» WHAT IS BEING ASKED: Report every line of the listing below in which the string "Reset" occurs.

········

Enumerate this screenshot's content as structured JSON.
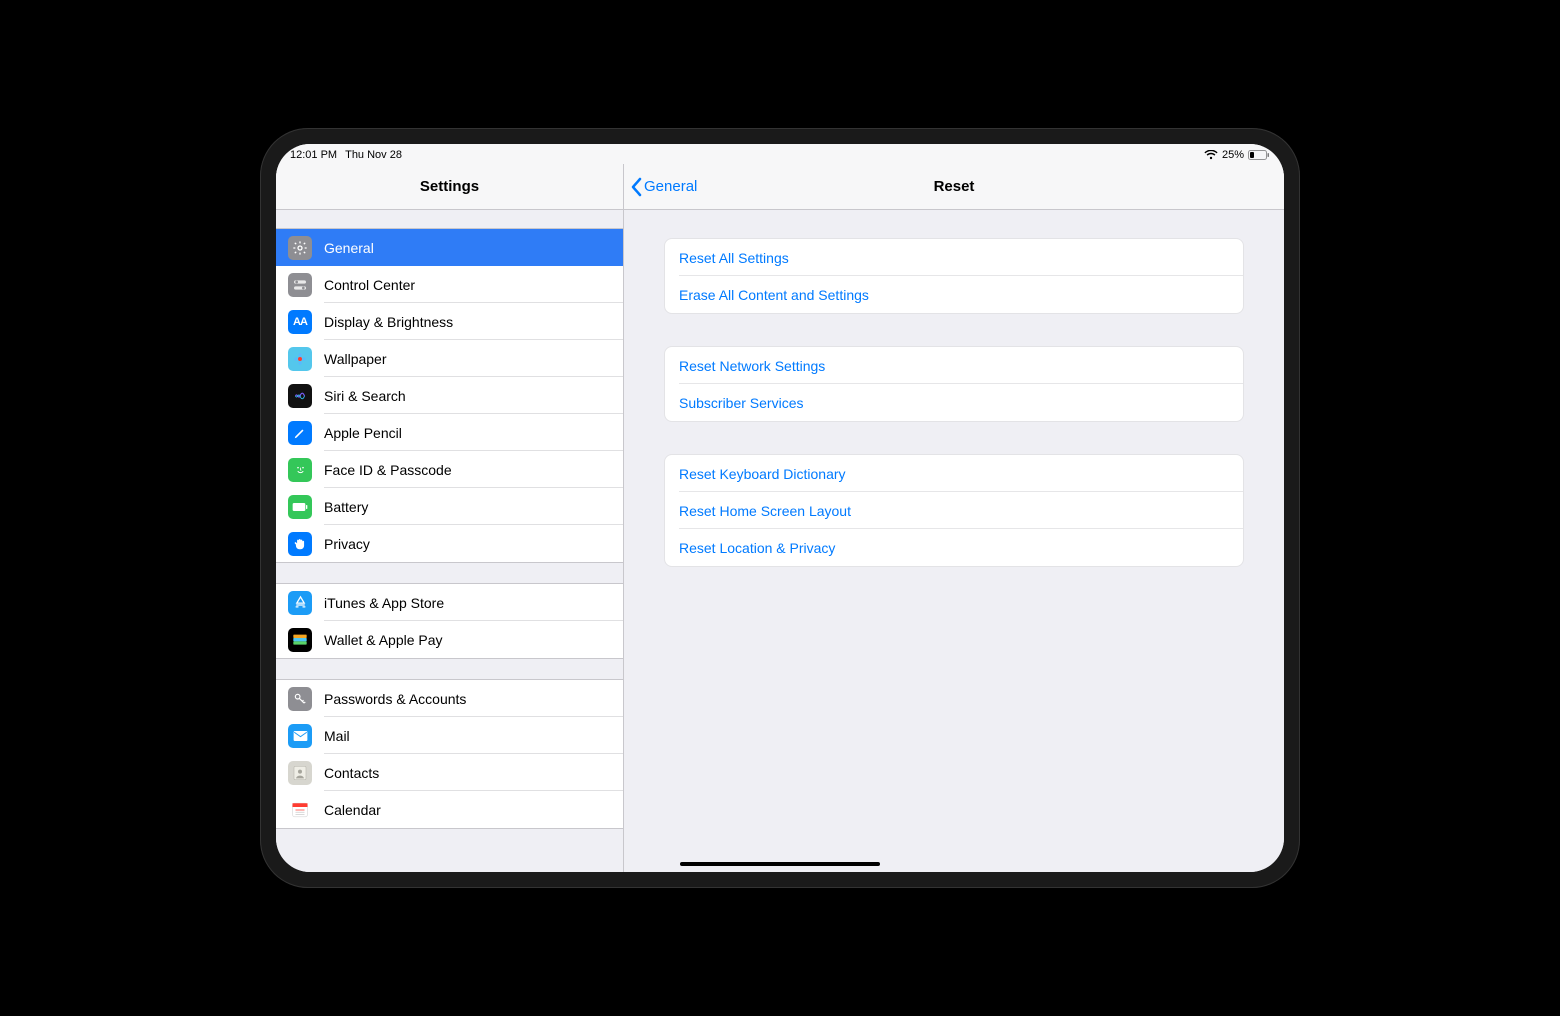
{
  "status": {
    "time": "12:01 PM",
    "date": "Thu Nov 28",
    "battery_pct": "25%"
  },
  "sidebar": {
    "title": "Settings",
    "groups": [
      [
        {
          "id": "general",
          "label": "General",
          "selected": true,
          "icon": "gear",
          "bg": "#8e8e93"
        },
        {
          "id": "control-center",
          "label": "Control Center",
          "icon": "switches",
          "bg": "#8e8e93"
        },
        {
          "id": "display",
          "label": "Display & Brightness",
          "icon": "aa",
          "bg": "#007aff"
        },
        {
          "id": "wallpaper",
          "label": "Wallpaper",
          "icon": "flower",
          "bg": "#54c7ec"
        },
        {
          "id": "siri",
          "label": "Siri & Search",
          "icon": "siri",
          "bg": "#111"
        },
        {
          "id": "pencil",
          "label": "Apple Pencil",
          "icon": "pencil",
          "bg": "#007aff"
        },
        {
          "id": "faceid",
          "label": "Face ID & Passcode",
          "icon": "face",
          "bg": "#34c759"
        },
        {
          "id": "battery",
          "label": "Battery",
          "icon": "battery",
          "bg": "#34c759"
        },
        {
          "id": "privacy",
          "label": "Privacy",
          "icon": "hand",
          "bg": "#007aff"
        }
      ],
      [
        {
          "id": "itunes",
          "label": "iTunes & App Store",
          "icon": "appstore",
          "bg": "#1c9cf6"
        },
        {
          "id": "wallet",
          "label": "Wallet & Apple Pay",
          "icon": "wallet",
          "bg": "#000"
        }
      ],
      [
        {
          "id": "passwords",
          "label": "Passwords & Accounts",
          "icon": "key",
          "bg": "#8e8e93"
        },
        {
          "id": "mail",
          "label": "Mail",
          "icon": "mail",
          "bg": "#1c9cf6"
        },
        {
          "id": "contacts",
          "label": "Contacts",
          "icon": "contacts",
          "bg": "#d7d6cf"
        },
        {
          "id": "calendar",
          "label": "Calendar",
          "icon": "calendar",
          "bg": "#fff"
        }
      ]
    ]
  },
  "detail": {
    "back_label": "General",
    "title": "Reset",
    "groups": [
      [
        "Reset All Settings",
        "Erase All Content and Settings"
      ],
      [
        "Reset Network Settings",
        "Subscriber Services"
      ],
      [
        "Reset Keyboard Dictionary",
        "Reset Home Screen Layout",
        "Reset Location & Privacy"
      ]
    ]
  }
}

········

» SOLVED EXERCISE:
    "title": "Reset",
        "Reset All Settings",
        "Reset Network Settings",
        "Reset Keyboard Dictionary",
        "Reset Home Screen Layout",
        "Reset Location & Privacy"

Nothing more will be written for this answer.